--- WORK TASK ---
Give the data again exactly as it appears.

▽

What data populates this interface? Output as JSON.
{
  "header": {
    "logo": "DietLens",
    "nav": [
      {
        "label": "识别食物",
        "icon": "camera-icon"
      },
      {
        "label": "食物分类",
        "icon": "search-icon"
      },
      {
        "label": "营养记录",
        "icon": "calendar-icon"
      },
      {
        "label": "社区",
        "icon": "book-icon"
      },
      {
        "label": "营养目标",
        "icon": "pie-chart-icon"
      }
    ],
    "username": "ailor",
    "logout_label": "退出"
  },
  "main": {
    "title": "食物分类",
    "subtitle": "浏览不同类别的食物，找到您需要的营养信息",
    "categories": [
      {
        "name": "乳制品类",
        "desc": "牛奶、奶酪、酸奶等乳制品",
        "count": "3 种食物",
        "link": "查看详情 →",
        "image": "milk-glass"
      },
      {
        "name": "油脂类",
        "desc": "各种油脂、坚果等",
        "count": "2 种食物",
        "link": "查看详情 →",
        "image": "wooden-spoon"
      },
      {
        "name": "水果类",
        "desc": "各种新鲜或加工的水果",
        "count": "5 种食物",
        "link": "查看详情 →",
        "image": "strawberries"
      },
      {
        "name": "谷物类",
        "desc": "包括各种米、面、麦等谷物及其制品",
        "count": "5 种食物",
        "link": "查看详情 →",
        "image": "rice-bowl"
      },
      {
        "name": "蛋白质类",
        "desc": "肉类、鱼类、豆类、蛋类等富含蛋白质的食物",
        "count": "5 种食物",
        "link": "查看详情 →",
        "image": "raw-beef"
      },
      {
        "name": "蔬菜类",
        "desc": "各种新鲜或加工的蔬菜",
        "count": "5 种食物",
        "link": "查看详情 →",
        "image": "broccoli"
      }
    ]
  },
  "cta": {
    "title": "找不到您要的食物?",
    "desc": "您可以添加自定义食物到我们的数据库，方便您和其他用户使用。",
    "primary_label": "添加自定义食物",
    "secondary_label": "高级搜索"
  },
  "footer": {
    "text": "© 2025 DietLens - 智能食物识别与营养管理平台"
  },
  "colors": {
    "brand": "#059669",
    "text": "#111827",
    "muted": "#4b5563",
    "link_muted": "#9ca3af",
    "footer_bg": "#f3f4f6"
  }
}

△

--- ANSWER BOX ---
What data populates this interface? Output as JSON.
{
  "header": {
    "logo": "DietLens",
    "nav": [
      {
        "label": "识别食物",
        "icon": "camera-icon"
      },
      {
        "label": "食物分类",
        "icon": "search-icon"
      },
      {
        "label": "营养记录",
        "icon": "calendar-icon"
      },
      {
        "label": "社区",
        "icon": "book-icon"
      },
      {
        "label": "营养目标",
        "icon": "pie-chart-icon"
      }
    ],
    "username": "ailor",
    "logout_label": "退出"
  },
  "main": {
    "title": "食物分类",
    "subtitle": "浏览不同类别的食物，找到您需要的营养信息",
    "categories": [
      {
        "name": "乳制品类",
        "desc": "牛奶、奶酪、酸奶等乳制品",
        "count": "3 种食物",
        "link": "查看详情 →",
        "image": "milk-glass"
      },
      {
        "name": "油脂类",
        "desc": "各种油脂、坚果等",
        "count": "2 种食物",
        "link": "查看详情 →",
        "image": "wooden-spoon"
      },
      {
        "name": "水果类",
        "desc": "各种新鲜或加工的水果",
        "count": "5 种食物",
        "link": "查看详情 →",
        "image": "strawberries"
      },
      {
        "name": "谷物类",
        "desc": "包括各种米、面、麦等谷物及其制品",
        "count": "5 种食物",
        "link": "查看详情 →",
        "image": "rice-bowl"
      },
      {
        "name": "蛋白质类",
        "desc": "肉类、鱼类、豆类、蛋类等富含蛋白质的食物",
        "count": "5 种食物",
        "link": "查看详情 →",
        "image": "raw-beef"
      },
      {
        "name": "蔬菜类",
        "desc": "各种新鲜或加工的蔬菜",
        "count": "5 种食物",
        "link": "查看详情 →",
        "image": "broccoli"
      }
    ]
  },
  "cta": {
    "title": "找不到您要的食物?",
    "desc": "您可以添加自定义食物到我们的数据库，方便您和其他用户使用。",
    "primary_label": "添加自定义食物",
    "secondary_label": "高级搜索"
  },
  "footer": {
    "text": "© 2025 DietLens - 智能食物识别与营养管理平台"
  },
  "colors": {
    "brand": "#059669",
    "text": "#111827",
    "muted": "#4b5563",
    "link_muted": "#9ca3af",
    "footer_bg": "#f3f4f6"
  }
}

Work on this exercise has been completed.